I was supposed to home school our daughter and couldn’t, because I was too emotionally distraught. She ran wild with the other three boys in the field everyday, carefree and happy to spend life playing instead of studying. I was losing ground and couldn’t get a grip.
I did give up at least once a day. My husband grew weary too, but he didn’t give up like me. Among the four, I was the quitter.
But I learned something vital. Although I was the weakest link, my contribution still became valuable. The others still needed me. God had still called me and felt I COULD handle this. I couldn’t give up. And in spite of myself, I stayed and pressed by taking painful, small steps. I continued to plant, sow, and water in the cold, off-the-beaten lentil patch in Ukraine, where God had place us. He brought a harvest beyond belief.

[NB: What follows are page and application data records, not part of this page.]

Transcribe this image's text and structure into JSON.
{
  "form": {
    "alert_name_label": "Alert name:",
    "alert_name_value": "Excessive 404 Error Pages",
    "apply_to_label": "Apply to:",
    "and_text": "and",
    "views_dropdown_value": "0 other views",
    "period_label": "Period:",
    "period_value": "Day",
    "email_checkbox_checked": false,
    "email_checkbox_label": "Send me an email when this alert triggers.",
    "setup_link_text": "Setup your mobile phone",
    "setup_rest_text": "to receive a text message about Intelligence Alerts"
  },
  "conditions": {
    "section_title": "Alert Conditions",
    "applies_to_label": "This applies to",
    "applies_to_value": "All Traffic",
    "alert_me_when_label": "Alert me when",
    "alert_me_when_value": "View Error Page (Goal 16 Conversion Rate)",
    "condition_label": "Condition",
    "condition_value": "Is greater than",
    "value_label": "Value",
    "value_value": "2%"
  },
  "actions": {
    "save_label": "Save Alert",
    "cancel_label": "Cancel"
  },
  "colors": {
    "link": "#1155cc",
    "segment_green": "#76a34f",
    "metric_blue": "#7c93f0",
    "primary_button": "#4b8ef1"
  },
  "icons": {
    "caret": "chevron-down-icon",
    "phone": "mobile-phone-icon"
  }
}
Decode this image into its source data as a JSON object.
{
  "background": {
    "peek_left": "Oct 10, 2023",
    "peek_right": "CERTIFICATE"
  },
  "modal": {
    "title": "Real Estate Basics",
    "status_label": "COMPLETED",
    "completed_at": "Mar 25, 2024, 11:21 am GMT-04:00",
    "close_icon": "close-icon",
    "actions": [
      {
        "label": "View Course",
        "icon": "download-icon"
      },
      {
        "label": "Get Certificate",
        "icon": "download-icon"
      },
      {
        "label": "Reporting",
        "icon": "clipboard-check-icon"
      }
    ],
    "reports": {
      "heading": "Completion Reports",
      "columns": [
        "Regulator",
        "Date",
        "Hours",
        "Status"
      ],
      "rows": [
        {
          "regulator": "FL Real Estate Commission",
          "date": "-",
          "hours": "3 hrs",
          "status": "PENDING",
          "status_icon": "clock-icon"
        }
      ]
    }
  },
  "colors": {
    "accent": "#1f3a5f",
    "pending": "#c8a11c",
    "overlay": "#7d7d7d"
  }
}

Now the MJBI has Bible schools in many nations, with Holocaust feeding and outreach programs, congregations, and humanitarian aid works. I can’t take credit, because I was the weakest link in all the plowing and pioneering, but God brought harvest anyway.
Life is funny. One day you can be the strongest in the chain of your calling or career or just everyday living and suddenly find yourself the weakest and ready to give it all up. The lesson is not to glory in your strength when you are on top, not to despise the weak — rather remember your own limitations in times past. It is a sign of true strength and maturity to bear the weakness of others and see their value when they are not up to par or on your level. It is the best leaders who help the weak with patience and faith.
I am glad the other three had compassion on me in my weakness, urging me onward.
In weakness or strength, the work belongs to the Lord of the harvest. He will not share His glory with any man, lest we think our strength has won the victory.
And He has said to me, “My grace is sufficient for you, for power is perfected in weakness. Most gladly, therefore, I will rather boast about my weaknesses, so that the power of Christ may dwell in me” (I Corinthians 12:9).